200 grams of heroin found in a rental car he was driving.
Because law enforcement obtained additional facts during the
traffic stop that "established beyond question the
existence of probable cause," United States v.
Olivera-Mendez, 484 F.3d 505, 513 (8th Cir. 2007), we
affirm the district court.
summer of 2016, informants tipped off police that Bettis was
selling heroin in the Minneapolis area. Bettis, who has two
prior convictions involving trafficking heroin from Chicago,
is married to Natasha Daniels. In a previous investigation,
police had searched his home and found more than 80 grams of
heroin and a fake ID. When law enforcement learned that
Bettis was in Chicago and likely driving a Toyota rented by
Daniels, they set up surveillance on his return route.
before 5 p.m. on November 8, 2016, Minnesota State Trooper
Derrick Hagen stopped the Toyota for speeding on I-94. When
asked for identification, the driver presented an Illinois
photo ID with the name "Vernon Silas." Trooper
Hagen recognized him as Bettis. A passport identified the
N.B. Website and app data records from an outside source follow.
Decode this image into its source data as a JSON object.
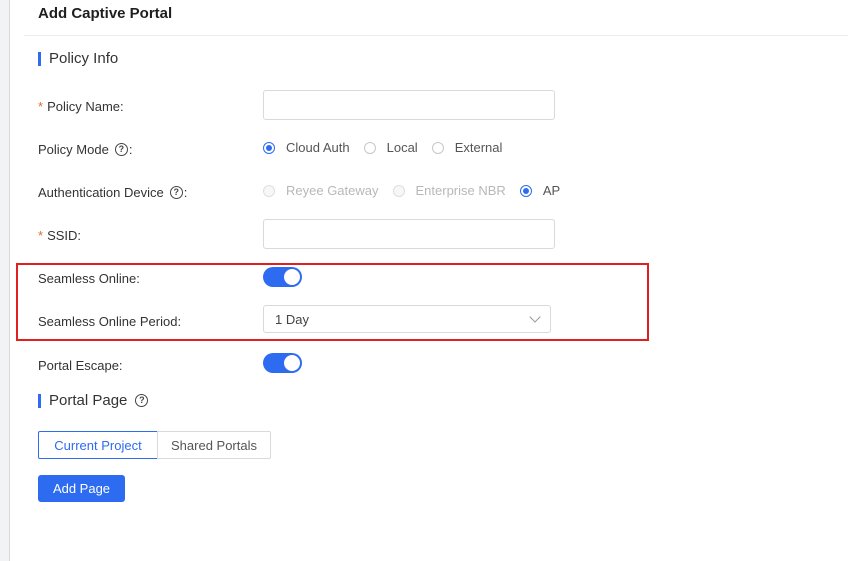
{
  "header": {
    "title": "Add Captive Portal"
  },
  "policy_info": {
    "title": "Policy Info",
    "policy_name": {
      "label": "Policy Name:",
      "value": "",
      "placeholder": ""
    },
    "policy_mode": {
      "label": "Policy Mode",
      "suffix": ":",
      "options": [
        "Cloud Auth",
        "Local",
        "External"
      ],
      "selected": "Cloud Auth"
    },
    "auth_device": {
      "label": "Authentication Device",
      "suffix": ":",
      "options": [
        "Reyee Gateway",
        "Enterprise NBR",
        "AP"
      ],
      "selected": "AP"
    },
    "ssid": {
      "label": "SSID:",
      "value": "",
      "placeholder": ""
    },
    "seamless_online": {
      "label": "Seamless Online:",
      "enabled": true
    },
    "seamless_online_period": {
      "label": "Seamless Online Period:",
      "value": "1 Day"
    },
    "portal_escape": {
      "label": "Portal Escape:",
      "enabled": true
    }
  },
  "portal_page": {
    "title": "Portal Page",
    "tabs": [
      "Current Project",
      "Shared Portals"
    ],
    "active_tab": "Current Project",
    "add_button": "Add Page"
  },
  "colors": {
    "accent": "#2d6cf0",
    "highlight": "#e02020",
    "required": "#e26b2d"
  },
  "icons": {
    "help": "question-circle-icon",
    "select_arrow": "chevron-down-icon"
  }
}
passenger as Dalia Taha. Bettis did not have a valid license.
The rental contract showed that Daniels, who was not in the
car, was the only authorized driver.
Hagen smelled a strong odor of raw marijuana coming from the
vehicle. He separated Bettis and Taha and questioned both.
Bettis claimed that he had traveled to Chicago with his son
and attended a cousin's birthday party with Taha. When
the trooper said that he smelled marijuana, Bettis admitted
that he and Taha had smoked in the car. Taha told a different
story. She claimed that she had been at a funeral with
Bettis, but she could not remember any details, including the
decedent's name. She admitted that she had smoked
marijuana but not, she said, in the rental car.
second Minnesota State Trooper arrived and secured Taha in
his patrol car. Trooper Hagen then walked his drug-detection
canine around the rental car. The dog alerted to the
driver's side of the vehicle, and then indicated that the
center console had drugs. Law enforcement found marijuana
remnants in the console.
conducted a roadside search using flashlights but did not
find additional drugs. Based everything they knew and because
drug dealers sometimes use marijuana to mask the odor of
other drugs, the officers suspected additional drugs were
hidden in the Toyota. Shortly after 6 p.m. they towed the
vehicle to a police garage for a more thorough search. Bettis
and Taha were dropped off at a nearby gas station.
next day law enforcement performed another dog sniff on the
rental vehicle. After the dog alerted, they obtained a state
court warrant to search the Toyota. This time, officers
discovered approximately 200 grams of heroin in the
driver's headrest. That same day Daniels called law
enforcement about the vehicle, and the case agent said that
it would be returned directly to the rental company.
jury indicted Bettis on one count of possession with intent
to distribute heroin in violation of 21 U.S.C. §§
841(a)(1) & (b)(1)(B) and two counts of distribution of
heroin in violation of 21 U.S.C. §§ 841(a)(1) &
(b)(1)(C). Bettis moved to suppress the heroin found in the
Toyota, arguing that law enforcement violated his Fourth
Amendment rights by towing the vehicle to the police garage
after the initial roadside search. The magistrate judge found
that Bettis had standing to challenge the seizure of the
rental car under United States v. Muhammad, 58 F.3d
353 (8th Cir. 1995) (per curiam) and United States v.
Best, 135 F.3d 1223 (8th Cir. 1998). The court denied
the motion to suppress because highway conditions limited the
search's effectiveness and the suspects' misleading
and confusing stories increased the officers' suspicions.
The district court adopted the report and recommendation in
court convicted Bettis on all three charges and sentenced him
to 120 months in prison. Bettis timely appealed the denial of
his motion to suppress the heroin found in the
Toyota. We have jurisdiction under 18 U.S.C.
§ 3742 and 28 U.S.C. § 1291 and review the district